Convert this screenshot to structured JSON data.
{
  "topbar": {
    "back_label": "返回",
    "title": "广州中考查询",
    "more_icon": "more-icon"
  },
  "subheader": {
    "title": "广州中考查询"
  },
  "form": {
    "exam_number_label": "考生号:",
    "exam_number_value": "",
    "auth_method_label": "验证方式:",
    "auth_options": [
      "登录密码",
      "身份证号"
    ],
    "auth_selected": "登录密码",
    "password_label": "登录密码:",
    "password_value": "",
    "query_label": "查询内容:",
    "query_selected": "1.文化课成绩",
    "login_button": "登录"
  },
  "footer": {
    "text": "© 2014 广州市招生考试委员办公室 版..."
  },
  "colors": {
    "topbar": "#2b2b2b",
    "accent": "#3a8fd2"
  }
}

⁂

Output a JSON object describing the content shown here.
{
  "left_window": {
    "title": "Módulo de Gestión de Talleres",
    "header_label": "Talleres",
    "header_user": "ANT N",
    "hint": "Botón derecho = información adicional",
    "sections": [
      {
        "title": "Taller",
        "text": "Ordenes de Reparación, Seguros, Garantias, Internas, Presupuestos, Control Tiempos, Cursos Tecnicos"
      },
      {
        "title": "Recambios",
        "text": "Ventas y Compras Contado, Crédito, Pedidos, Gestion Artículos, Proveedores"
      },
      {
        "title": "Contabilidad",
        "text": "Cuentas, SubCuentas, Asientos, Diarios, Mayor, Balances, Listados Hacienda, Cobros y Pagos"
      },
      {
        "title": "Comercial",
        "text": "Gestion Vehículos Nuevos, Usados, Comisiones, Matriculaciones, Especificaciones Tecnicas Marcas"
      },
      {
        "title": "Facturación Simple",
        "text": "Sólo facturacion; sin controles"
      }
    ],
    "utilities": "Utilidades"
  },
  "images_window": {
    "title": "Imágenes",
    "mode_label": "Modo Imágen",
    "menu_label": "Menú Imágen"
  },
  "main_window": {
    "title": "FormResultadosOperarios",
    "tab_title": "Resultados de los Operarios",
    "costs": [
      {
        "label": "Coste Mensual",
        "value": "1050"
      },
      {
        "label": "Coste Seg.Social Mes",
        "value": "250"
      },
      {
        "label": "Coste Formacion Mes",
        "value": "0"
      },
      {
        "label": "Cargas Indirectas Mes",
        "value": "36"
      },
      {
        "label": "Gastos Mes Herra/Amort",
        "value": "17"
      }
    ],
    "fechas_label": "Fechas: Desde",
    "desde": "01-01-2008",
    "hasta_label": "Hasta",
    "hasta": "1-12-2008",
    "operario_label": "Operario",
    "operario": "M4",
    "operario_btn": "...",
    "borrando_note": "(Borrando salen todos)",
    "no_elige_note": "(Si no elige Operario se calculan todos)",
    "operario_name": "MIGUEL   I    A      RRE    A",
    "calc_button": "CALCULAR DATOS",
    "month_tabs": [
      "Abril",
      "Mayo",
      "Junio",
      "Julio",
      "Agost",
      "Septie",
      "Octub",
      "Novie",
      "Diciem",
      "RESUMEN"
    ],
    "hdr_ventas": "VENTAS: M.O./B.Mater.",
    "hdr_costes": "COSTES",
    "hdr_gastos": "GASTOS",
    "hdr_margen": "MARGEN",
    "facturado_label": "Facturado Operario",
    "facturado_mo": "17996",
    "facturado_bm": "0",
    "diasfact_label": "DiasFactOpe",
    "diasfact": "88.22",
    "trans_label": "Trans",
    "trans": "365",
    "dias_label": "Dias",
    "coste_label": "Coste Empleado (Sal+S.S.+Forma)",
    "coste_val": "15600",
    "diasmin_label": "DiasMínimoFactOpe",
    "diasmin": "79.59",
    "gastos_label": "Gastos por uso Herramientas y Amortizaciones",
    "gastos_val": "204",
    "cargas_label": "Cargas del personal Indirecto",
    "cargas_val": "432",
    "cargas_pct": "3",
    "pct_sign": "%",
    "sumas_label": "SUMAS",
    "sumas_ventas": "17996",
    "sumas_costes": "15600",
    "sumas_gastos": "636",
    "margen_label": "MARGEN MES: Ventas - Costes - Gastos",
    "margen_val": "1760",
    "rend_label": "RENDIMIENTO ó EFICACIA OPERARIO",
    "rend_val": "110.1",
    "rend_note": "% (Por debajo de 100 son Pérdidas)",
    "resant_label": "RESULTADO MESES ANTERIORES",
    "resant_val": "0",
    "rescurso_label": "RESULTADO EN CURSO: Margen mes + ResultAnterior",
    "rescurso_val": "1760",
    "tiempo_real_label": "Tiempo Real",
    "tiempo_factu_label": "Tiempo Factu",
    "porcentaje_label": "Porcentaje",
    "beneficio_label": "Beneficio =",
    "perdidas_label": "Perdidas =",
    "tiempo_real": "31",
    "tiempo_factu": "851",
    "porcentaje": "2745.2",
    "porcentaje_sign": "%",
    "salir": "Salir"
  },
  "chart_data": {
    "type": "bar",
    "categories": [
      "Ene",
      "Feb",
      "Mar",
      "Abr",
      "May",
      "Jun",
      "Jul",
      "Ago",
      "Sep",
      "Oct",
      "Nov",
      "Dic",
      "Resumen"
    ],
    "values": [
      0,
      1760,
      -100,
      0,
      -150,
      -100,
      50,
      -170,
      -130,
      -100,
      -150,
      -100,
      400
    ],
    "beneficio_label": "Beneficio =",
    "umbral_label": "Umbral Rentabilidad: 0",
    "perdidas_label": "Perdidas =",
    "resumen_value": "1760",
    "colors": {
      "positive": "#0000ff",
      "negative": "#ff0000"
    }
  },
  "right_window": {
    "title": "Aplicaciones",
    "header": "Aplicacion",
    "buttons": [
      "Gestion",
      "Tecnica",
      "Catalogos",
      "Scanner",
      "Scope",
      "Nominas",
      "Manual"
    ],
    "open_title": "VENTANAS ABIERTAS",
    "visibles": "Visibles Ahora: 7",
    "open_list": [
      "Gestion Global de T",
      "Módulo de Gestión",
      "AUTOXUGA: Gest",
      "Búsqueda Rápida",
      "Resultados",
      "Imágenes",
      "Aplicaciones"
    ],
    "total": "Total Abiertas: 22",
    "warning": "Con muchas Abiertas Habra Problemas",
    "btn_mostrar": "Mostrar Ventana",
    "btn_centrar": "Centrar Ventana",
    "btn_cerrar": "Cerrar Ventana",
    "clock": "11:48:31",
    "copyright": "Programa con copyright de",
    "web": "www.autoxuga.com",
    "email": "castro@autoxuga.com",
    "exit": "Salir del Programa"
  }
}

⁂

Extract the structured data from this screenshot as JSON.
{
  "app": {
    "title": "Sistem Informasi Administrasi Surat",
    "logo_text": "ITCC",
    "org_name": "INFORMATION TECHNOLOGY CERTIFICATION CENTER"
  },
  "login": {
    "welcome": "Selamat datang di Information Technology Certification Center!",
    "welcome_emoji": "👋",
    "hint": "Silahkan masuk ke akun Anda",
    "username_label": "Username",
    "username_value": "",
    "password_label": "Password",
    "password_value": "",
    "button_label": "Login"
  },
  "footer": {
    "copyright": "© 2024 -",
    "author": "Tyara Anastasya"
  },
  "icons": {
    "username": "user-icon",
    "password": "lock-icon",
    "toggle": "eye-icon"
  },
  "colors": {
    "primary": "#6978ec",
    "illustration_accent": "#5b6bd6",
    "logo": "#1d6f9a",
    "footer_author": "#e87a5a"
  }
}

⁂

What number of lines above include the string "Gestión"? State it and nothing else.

2